Data –
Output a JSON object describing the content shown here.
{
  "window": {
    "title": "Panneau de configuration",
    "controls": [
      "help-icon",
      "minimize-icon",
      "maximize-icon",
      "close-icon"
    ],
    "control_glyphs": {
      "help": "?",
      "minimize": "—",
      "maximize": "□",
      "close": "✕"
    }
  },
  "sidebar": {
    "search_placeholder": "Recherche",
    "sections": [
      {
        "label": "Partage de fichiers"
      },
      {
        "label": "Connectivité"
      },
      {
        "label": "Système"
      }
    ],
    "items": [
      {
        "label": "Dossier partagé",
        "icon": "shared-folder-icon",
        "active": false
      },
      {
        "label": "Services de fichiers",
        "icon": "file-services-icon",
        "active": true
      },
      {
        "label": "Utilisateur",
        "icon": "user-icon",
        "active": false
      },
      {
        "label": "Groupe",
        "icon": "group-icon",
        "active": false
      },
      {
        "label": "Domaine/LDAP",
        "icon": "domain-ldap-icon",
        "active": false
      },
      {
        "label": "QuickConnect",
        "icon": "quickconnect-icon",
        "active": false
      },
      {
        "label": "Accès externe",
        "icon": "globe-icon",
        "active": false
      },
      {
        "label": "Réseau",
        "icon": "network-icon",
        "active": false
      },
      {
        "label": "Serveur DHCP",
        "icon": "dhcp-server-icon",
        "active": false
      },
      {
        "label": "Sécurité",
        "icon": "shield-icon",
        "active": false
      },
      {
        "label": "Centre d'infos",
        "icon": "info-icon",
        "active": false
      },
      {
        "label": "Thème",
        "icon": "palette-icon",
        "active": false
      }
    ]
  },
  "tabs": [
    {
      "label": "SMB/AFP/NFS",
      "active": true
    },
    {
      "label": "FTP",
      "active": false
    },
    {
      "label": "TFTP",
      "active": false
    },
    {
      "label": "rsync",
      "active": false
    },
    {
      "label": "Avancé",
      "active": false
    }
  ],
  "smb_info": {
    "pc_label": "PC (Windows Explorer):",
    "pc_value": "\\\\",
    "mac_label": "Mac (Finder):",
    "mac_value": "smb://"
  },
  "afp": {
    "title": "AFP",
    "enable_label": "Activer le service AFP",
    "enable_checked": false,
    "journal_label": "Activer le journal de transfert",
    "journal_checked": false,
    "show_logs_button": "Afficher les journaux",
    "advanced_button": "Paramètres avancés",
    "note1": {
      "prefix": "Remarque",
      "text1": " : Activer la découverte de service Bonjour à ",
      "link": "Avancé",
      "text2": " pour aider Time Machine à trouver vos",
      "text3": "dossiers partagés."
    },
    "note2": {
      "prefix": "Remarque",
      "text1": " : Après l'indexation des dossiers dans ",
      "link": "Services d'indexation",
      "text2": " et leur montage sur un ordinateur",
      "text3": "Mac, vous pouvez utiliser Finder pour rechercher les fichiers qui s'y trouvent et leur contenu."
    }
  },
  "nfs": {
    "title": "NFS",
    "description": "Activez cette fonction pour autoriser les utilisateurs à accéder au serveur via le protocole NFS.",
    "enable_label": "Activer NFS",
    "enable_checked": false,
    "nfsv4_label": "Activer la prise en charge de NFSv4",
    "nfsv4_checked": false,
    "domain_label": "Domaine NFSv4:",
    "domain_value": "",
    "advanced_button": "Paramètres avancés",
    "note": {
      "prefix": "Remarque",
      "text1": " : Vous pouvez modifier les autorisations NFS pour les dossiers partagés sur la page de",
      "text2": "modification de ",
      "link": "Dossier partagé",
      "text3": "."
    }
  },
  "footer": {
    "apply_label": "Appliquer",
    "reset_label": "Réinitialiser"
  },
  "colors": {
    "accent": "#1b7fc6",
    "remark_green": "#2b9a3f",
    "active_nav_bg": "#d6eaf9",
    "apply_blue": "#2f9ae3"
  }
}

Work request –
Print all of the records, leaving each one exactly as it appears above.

Output below –
Output a JSON object describing the content shown here.
{
  "window": {
    "title": "Panneau de configuration",
    "controls": [
      "help-icon",
      "minimize-icon",
      "maximize-icon",
      "close-icon"
    ],
    "control_glyphs": {
      "help": "?",
      "minimize": "—",
      "maximize": "□",
      "close": "✕"
    }
  },
  "sidebar": {
    "search_placeholder": "Recherche",
    "sections": [
      {
        "label": "Partage de fichiers"
      },
      {
        "label": "Connectivité"
      },
      {
        "label": "Système"
      }
    ],
    "items": [
      {
        "label": "Dossier partagé",
        "icon": "shared-folder-icon",
        "active": false
      },
      {
        "label": "Services de fichiers",
        "icon": "file-services-icon",
        "active": true
      },
      {
        "label": "Utilisateur",
        "icon": "user-icon",
        "active": false
      },
      {
        "label": "Groupe",
        "icon": "group-icon",
        "active": false
      },
      {
        "label": "Domaine/LDAP",
        "icon": "domain-ldap-icon",
        "active": false
      },
      {
        "label": "QuickConnect",
        "icon": "quickconnect-icon",
        "active": false
      },
      {
        "label": "Accès externe",
        "icon": "globe-icon",
        "active": false
      },
      {
        "label": "Réseau",
        "icon": "network-icon",
        "active": false
      },
      {
        "label": "Serveur DHCP",
        "icon": "dhcp-server-icon",
        "active": false
      },
      {
        "label": "Sécurité",
        "icon": "shield-icon",
        "active": false
      },
      {
        "label": "Centre d'infos",
        "icon": "info-icon",
        "active": false
      },
      {
        "label": "Thème",
        "icon": "palette-icon",
        "active": false
      }
    ]
  },
  "tabs": [
    {
      "label": "SMB/AFP/NFS",
      "active": true
    },
    {
      "label": "FTP",
      "active": false
    },
    {
      "label": "TFTP",
      "active": false
    },
    {
      "label": "rsync",
      "active": false
    },
    {
      "label": "Avancé",
      "active": false
    }
  ],
  "smb_info": {
    "pc_label": "PC (Windows Explorer):",
    "pc_value": "\\\\",
    "mac_label": "Mac (Finder):",
    "mac_value": "smb://"
  },
  "afp": {
    "title": "AFP",
    "enable_label": "Activer le service AFP",
    "enable_checked": false,
    "journal_label": "Activer le journal de transfert",
    "journal_checked": false,
    "show_logs_button": "Afficher les journaux",
    "advanced_button": "Paramètres avancés",
    "note1": {
      "prefix": "Remarque",
      "text1": " : Activer la découverte de service Bonjour à ",
      "link": "Avancé",
      "text2": " pour aider Time Machine à trouver vos",
      "text3": "dossiers partagés."
    },
    "note2": {
      "prefix": "Remarque",
      "text1": " : Après l'indexation des dossiers dans ",
      "link": "Services d'indexation",
      "text2": " et leur montage sur un ordinateur",
      "text3": "Mac, vous pouvez utiliser Finder pour rechercher les fichiers qui s'y trouvent et leur contenu."
    }
  },
  "nfs": {
    "title": "NFS",
    "description": "Activez cette fonction pour autoriser les utilisateurs à accéder au serveur via le protocole NFS.",
    "enable_label": "Activer NFS",
    "enable_checked": false,
    "nfsv4_label": "Activer la prise en charge de NFSv4",
    "nfsv4_checked": false,
    "domain_label": "Domaine NFSv4:",
    "domain_value": "",
    "advanced_button": "Paramètres avancés",
    "note": {
      "prefix": "Remarque",
      "text1": " : Vous pouvez modifier les autorisations NFS pour les dossiers partagés sur la page de",
      "text2": "modification de ",
      "link": "Dossier partagé",
      "text3": "."
    }
  },
  "footer": {
    "apply_label": "Appliquer",
    "reset_label": "Réinitialiser"
  },
  "colors": {
    "accent": "#1b7fc6",
    "remark_green": "#2b9a3f",
    "active_nav_bg": "#d6eaf9",
    "apply_blue": "#2f9ae3"
  }
}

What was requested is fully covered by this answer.